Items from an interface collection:
.....
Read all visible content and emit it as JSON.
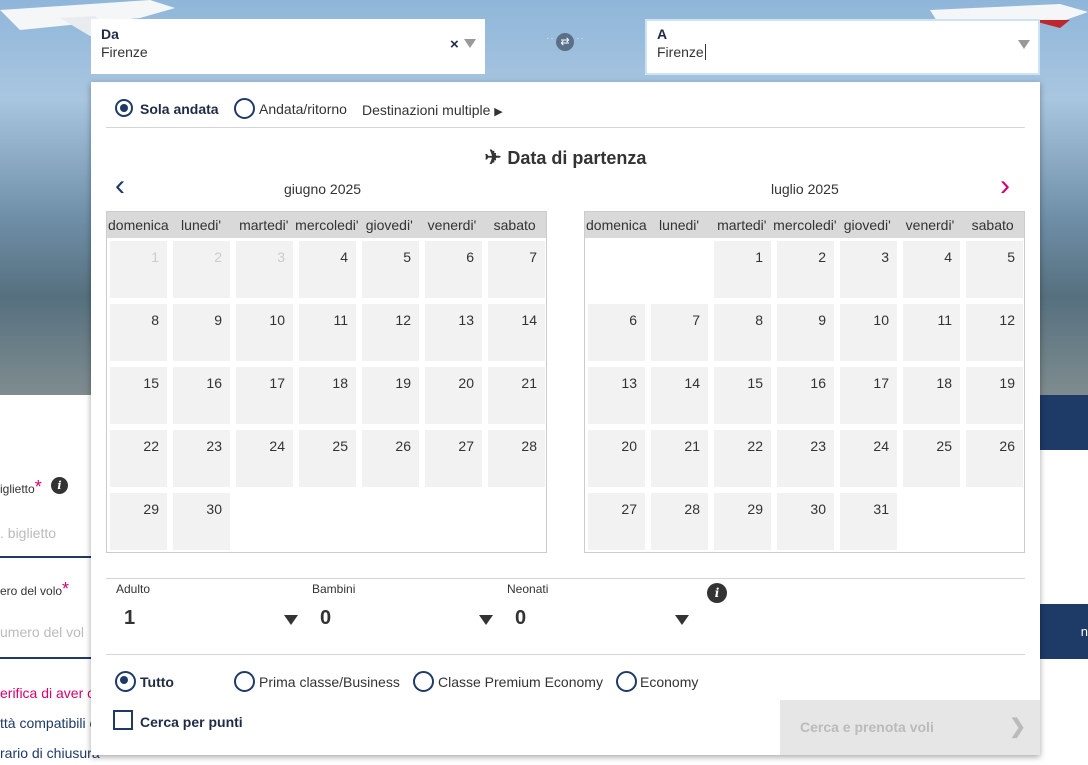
{
  "background": {
    "left_texts": [
      "iglietto",
      "biglietto",
      "ero del volo",
      "umero del vol",
      "erifica di aver co",
      "ttà compatibili c",
      "rario di chiusura"
    ],
    "right_text": "n"
  },
  "from": {
    "label": "Da",
    "value": "Firenze"
  },
  "to": {
    "label": "A",
    "value": "Firenze"
  },
  "trip_type": {
    "options": [
      "Sola andata",
      "Andata/ritorno",
      "Destinazioni multiple"
    ],
    "selected": "Sola andata"
  },
  "calendar": {
    "title": "Data di partenza",
    "weekdays": [
      "domenica",
      "lunedi'",
      "martedi'",
      "mercoledi'",
      "giovedi'",
      "venerdi'",
      "sabato"
    ],
    "months": [
      {
        "name": "giugno 2025",
        "offset": 0,
        "days": 30,
        "disabled_until": 3
      },
      {
        "name": "luglio 2025",
        "offset": 2,
        "days": 31,
        "disabled_until": 0
      }
    ]
  },
  "passengers": {
    "adult": {
      "label": "Adulto",
      "value": "1"
    },
    "children": {
      "label": "Bambini",
      "value": "0"
    },
    "infants": {
      "label": "Neonati",
      "value": "0"
    }
  },
  "cabin": {
    "options": [
      "Tutto",
      "Prima classe/Business",
      "Classe Premium Economy",
      "Economy"
    ],
    "selected": "Tutto"
  },
  "points_label": "Cerca per punti",
  "search_button": "Cerca e prenota voli",
  "colors": {
    "navy": "#1f3a66",
    "accent_pink": "#d6006e",
    "disabled_btn": "#e6e6e6"
  }
}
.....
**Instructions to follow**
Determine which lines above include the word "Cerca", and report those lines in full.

**Response to the exercise**
  "points_label": "Cerca per punti",
  "search_button": "Cerca e prenota voli",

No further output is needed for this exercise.